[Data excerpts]
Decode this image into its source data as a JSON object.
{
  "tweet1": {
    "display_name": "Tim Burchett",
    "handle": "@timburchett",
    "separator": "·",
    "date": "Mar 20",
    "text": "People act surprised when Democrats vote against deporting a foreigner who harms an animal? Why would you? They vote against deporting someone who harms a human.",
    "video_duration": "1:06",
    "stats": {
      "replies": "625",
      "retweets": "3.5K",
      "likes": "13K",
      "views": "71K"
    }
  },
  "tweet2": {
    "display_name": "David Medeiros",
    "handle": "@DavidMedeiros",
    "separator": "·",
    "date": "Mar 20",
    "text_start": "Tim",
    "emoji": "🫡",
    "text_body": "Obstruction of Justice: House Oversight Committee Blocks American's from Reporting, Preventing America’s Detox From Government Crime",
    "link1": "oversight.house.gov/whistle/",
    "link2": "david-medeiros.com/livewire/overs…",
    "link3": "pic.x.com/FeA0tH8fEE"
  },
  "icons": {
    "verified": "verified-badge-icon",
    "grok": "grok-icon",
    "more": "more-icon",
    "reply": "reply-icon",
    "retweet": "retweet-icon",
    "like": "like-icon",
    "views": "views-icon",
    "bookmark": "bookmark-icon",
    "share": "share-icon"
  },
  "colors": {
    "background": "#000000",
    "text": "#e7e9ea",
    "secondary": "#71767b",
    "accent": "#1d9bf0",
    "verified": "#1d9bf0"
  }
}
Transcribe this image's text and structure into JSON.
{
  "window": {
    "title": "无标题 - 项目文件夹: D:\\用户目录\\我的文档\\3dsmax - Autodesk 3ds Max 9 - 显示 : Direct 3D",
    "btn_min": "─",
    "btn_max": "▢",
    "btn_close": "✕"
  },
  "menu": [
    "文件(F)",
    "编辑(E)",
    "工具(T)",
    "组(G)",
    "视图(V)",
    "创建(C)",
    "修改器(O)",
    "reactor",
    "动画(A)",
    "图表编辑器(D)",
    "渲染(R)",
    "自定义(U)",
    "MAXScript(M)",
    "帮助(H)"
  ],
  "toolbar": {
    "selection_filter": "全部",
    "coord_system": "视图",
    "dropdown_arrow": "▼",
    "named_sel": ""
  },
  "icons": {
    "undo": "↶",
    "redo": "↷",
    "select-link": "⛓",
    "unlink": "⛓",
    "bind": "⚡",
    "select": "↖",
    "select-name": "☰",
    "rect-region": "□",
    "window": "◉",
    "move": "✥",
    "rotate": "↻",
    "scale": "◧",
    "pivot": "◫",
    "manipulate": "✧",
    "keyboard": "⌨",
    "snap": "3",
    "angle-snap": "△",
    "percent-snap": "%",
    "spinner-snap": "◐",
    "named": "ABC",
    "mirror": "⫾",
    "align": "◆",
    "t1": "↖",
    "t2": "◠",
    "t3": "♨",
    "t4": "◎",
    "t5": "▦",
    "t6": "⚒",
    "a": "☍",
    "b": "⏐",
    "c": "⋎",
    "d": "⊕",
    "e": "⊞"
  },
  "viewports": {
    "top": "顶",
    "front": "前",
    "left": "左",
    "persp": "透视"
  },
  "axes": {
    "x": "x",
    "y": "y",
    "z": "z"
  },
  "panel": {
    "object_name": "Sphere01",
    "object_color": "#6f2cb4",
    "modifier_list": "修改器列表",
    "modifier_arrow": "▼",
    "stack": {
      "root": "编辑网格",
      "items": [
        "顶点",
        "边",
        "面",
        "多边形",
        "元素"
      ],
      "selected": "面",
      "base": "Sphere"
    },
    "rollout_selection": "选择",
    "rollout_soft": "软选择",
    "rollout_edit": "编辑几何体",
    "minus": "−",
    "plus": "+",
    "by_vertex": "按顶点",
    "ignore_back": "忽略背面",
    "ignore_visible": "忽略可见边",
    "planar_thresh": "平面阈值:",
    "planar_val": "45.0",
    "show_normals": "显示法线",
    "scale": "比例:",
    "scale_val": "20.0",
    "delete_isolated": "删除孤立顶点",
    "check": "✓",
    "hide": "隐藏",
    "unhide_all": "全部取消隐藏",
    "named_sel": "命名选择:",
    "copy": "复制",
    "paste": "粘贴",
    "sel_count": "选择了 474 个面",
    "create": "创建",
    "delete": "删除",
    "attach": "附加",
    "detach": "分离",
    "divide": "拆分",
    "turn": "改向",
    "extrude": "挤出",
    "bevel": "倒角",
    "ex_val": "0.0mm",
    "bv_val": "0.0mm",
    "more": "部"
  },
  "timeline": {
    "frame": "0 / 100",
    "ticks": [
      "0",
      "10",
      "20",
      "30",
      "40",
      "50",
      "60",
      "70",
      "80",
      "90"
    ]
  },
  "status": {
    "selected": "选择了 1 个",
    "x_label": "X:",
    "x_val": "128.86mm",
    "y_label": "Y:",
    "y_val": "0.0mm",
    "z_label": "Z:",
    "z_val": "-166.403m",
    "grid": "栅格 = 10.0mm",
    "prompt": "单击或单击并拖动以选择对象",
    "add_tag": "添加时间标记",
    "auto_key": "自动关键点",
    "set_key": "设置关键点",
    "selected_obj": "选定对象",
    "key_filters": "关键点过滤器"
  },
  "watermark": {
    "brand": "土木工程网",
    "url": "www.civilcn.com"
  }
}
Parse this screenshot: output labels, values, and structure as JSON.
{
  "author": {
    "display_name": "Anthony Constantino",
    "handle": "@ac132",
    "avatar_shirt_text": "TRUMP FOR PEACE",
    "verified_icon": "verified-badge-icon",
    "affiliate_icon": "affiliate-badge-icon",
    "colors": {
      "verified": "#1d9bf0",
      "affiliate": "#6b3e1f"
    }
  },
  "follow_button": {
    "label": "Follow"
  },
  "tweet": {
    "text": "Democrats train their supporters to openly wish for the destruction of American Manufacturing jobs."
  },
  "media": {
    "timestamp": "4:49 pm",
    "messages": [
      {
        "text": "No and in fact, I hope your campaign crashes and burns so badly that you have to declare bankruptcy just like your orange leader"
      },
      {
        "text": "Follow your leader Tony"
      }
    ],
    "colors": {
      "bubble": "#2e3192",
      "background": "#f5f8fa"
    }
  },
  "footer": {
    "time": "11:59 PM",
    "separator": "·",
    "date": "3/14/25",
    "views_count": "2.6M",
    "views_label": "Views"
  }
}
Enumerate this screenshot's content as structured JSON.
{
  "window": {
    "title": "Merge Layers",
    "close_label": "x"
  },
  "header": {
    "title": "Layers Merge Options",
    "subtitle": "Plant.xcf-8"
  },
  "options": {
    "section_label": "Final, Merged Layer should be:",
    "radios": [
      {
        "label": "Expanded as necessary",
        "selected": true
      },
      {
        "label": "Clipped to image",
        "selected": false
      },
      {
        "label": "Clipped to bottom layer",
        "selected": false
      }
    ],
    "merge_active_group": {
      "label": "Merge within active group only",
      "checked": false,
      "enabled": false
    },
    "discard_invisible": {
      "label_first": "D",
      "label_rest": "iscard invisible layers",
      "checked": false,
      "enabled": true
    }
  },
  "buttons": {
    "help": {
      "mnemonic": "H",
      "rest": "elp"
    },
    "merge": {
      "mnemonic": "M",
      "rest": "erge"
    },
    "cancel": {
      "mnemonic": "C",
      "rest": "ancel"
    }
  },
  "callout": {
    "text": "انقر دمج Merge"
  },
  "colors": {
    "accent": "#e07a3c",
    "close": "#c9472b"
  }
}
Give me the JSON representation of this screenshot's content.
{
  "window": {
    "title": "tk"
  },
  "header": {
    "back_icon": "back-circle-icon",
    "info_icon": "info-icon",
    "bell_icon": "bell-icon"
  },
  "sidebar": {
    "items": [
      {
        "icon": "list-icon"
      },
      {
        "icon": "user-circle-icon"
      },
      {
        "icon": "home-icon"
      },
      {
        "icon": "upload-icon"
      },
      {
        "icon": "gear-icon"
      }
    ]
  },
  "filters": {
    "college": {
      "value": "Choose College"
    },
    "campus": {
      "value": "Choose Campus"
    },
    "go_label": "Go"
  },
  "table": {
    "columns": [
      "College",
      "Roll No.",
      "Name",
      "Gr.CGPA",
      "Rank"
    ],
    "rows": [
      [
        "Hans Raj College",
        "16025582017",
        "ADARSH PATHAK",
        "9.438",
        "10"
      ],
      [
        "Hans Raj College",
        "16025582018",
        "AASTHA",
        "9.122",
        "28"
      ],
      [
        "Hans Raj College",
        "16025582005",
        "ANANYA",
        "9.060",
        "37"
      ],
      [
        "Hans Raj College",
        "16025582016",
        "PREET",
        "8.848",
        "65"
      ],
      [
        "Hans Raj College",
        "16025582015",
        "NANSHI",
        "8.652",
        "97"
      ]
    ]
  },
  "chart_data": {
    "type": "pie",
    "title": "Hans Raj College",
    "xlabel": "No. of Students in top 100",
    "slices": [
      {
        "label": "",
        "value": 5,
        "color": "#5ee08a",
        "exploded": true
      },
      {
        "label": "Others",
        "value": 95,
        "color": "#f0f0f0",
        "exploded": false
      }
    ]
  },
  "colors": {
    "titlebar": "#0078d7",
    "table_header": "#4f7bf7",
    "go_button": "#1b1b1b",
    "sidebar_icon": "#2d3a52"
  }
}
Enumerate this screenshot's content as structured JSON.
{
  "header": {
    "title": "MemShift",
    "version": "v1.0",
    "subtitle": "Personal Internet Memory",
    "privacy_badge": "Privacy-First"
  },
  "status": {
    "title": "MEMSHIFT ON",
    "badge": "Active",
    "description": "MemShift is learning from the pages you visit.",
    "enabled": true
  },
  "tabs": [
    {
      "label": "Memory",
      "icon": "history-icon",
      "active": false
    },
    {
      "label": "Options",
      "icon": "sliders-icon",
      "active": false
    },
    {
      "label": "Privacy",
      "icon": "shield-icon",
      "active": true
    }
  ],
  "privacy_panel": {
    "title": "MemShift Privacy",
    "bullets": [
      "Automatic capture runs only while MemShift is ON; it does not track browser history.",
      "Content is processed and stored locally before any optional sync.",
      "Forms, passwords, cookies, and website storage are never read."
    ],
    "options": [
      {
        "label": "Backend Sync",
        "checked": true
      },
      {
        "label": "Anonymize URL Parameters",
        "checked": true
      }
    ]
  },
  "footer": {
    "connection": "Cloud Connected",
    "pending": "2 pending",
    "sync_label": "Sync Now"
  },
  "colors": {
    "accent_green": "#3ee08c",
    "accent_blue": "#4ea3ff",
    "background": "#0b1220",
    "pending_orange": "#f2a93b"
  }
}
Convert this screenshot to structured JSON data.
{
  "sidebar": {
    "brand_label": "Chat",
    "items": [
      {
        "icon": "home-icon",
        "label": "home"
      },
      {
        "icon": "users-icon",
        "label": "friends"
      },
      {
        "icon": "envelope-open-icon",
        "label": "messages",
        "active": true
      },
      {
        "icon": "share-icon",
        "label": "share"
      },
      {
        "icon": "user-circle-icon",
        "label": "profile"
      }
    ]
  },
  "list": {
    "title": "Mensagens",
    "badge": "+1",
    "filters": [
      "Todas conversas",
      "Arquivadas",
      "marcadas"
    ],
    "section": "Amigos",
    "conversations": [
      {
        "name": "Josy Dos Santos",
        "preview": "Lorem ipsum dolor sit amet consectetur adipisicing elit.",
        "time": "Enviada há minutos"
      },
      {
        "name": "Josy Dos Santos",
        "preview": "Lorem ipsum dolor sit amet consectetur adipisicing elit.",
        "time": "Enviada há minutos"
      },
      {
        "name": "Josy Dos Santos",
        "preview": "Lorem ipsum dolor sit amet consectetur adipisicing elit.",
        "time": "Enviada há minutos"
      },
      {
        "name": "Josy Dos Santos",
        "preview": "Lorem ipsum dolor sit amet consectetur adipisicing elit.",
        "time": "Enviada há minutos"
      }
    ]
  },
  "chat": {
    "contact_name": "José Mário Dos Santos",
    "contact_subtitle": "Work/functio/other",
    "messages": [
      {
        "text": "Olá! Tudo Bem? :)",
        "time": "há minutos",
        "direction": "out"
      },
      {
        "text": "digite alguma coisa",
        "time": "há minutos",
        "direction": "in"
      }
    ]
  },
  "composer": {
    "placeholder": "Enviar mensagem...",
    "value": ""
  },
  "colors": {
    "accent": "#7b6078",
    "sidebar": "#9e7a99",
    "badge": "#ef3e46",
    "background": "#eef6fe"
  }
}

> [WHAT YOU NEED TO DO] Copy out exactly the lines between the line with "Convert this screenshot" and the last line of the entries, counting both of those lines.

> [RESPONSE BOX]
Convert this screenshot to structured JSON data.
{
  "sidebar": {
    "brand_label": "Chat",
    "items": [
      {
        "icon": "home-icon",
        "label": "home"
      },
      {
        "icon": "users-icon",
        "label": "friends"
      },
      {
        "icon": "envelope-open-icon",
        "label": "messages",
        "active": true
      },
      {
        "icon": "share-icon",
        "label": "share"
      },
      {
        "icon": "user-circle-icon",
        "label": "profile"
      }
    ]
  },
  "list": {
    "title": "Mensagens",
    "badge": "+1",
    "filters": [
      "Todas conversas",
      "Arquivadas",
      "marcadas"
    ],
    "section": "Amigos",
    "conversations": [
      {
        "name": "Josy Dos Santos",
        "preview": "Lorem ipsum dolor sit amet consectetur adipisicing elit.",
        "time": "Enviada há minutos"
      },
      {
        "name": "Josy Dos Santos",
        "preview": "Lorem ipsum dolor sit amet consectetur adipisicing elit.",
        "time": "Enviada há minutos"
      },
      {
        "name": "Josy Dos Santos",
        "preview": "Lorem ipsum dolor sit amet consectetur adipisicing elit.",
        "time": "Enviada há minutos"
      },
      {
        "name": "Josy Dos Santos",
        "preview": "Lorem ipsum dolor sit amet consectetur adipisicing elit.",
        "time": "Enviada há minutos"
      }
    ]
  },
  "chat": {
    "contact_name": "José Mário Dos Santos",
    "contact_subtitle": "Work/functio/other",
    "messages": [
      {
        "text": "Olá! Tudo Bem? :)",
        "time": "há minutos",
        "direction": "out"
      },
      {
        "text": "digite alguma coisa",
        "time": "há minutos",
        "direction": "in"
      }
    ]
  },
  "composer": {
    "placeholder": "Enviar mensagem...",
    "value": ""
  },
  "colors": {
    "accent": "#7b6078",
    "sidebar": "#9e7a99",
    "badge": "#ef3e46",
    "background": "#eef6fe"
  }
}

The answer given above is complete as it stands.